Time is when the sighting opportunity will begin in your local time zone. All sightings will occur within a few hours before or after sunrise or sunset. This is the optimum viewing period as the sun reflects off the space station and contrasts against the darker sky.

Visible is the maximum time period the space station is visible before crossing back below the horizon.

Max Height is measured in degrees (also known as elevation). It represents the height of the space station from the horizon in the night sky. The horizon is at zero degrees, and directly overhead is ninety degrees. If you hold your fist at arm’s length and place your fist resting on the horizon, the top will be about 10 degrees.

Appears is the location in the sky where the station will be visible first. This value, like maximum height, also is measured in degrees from the horizon. The letters represent compass directions -- N is north, WNW is west by northwest, and so on.
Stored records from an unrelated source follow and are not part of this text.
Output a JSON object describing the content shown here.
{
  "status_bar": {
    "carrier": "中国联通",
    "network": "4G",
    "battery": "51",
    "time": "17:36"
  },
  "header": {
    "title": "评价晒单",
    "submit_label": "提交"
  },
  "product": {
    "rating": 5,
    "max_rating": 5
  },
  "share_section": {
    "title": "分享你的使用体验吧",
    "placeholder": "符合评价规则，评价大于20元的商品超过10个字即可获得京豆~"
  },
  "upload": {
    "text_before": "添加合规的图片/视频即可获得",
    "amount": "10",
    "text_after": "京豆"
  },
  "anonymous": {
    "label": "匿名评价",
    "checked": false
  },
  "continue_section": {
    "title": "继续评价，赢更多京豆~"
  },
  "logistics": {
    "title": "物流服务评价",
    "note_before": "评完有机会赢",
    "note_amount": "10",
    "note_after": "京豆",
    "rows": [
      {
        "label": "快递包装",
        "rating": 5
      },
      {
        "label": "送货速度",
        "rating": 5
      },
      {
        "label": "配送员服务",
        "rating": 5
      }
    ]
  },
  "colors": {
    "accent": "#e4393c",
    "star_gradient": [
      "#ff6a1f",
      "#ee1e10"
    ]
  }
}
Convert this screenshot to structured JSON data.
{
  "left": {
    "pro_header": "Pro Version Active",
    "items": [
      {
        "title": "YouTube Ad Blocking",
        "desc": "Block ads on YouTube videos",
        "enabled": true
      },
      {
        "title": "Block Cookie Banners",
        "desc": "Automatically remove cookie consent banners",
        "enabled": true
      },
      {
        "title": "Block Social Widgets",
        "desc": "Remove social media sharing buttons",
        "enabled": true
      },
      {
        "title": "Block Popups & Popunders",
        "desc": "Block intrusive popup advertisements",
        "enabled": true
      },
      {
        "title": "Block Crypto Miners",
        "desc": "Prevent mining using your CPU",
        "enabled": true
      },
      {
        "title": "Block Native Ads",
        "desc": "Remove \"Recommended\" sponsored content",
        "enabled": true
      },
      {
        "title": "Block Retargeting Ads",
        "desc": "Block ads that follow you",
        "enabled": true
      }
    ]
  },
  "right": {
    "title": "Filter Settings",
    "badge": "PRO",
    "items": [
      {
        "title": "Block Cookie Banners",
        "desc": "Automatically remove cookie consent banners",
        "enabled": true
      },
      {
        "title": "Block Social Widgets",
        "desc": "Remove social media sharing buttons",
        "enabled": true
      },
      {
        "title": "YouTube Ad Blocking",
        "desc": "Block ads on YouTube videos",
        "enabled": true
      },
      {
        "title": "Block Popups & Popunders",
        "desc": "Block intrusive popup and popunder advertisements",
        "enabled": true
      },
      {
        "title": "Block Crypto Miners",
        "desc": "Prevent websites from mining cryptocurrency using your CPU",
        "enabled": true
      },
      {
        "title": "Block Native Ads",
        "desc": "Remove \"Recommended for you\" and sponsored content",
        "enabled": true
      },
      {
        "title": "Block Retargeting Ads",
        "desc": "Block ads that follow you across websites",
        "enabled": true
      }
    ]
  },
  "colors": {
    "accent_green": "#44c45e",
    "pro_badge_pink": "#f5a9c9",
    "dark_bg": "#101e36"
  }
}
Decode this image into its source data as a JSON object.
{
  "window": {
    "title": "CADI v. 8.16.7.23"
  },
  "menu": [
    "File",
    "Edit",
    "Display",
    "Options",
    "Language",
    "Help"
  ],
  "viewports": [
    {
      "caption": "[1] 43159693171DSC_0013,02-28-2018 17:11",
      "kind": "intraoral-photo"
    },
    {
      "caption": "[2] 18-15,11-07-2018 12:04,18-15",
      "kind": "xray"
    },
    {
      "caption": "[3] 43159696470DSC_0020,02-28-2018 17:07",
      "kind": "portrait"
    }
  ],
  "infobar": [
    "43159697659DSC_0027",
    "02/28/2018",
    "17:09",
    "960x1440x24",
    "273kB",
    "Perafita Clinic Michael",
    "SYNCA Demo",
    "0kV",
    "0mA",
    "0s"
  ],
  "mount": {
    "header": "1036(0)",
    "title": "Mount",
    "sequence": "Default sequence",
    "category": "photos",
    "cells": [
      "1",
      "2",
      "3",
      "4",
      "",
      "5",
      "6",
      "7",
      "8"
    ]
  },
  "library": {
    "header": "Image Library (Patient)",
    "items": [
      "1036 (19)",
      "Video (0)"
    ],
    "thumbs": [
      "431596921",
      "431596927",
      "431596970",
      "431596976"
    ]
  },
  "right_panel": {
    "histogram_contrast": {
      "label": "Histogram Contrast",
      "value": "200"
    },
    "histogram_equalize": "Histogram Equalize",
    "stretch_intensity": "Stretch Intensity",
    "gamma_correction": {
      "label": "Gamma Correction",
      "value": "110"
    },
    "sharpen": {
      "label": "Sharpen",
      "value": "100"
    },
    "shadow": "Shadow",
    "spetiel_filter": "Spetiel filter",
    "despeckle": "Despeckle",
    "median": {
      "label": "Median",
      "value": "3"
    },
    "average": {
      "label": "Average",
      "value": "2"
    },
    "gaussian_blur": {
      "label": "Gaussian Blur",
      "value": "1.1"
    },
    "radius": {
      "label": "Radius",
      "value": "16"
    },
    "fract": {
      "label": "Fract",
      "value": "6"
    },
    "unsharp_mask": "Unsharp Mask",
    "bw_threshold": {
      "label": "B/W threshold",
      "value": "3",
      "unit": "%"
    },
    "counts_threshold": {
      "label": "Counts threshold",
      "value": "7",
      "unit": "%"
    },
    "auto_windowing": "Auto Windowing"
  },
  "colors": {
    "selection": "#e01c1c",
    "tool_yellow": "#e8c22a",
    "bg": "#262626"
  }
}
Disappears represents where in the night sky the International Space Station will leave your field of view.

Astronomical Horizon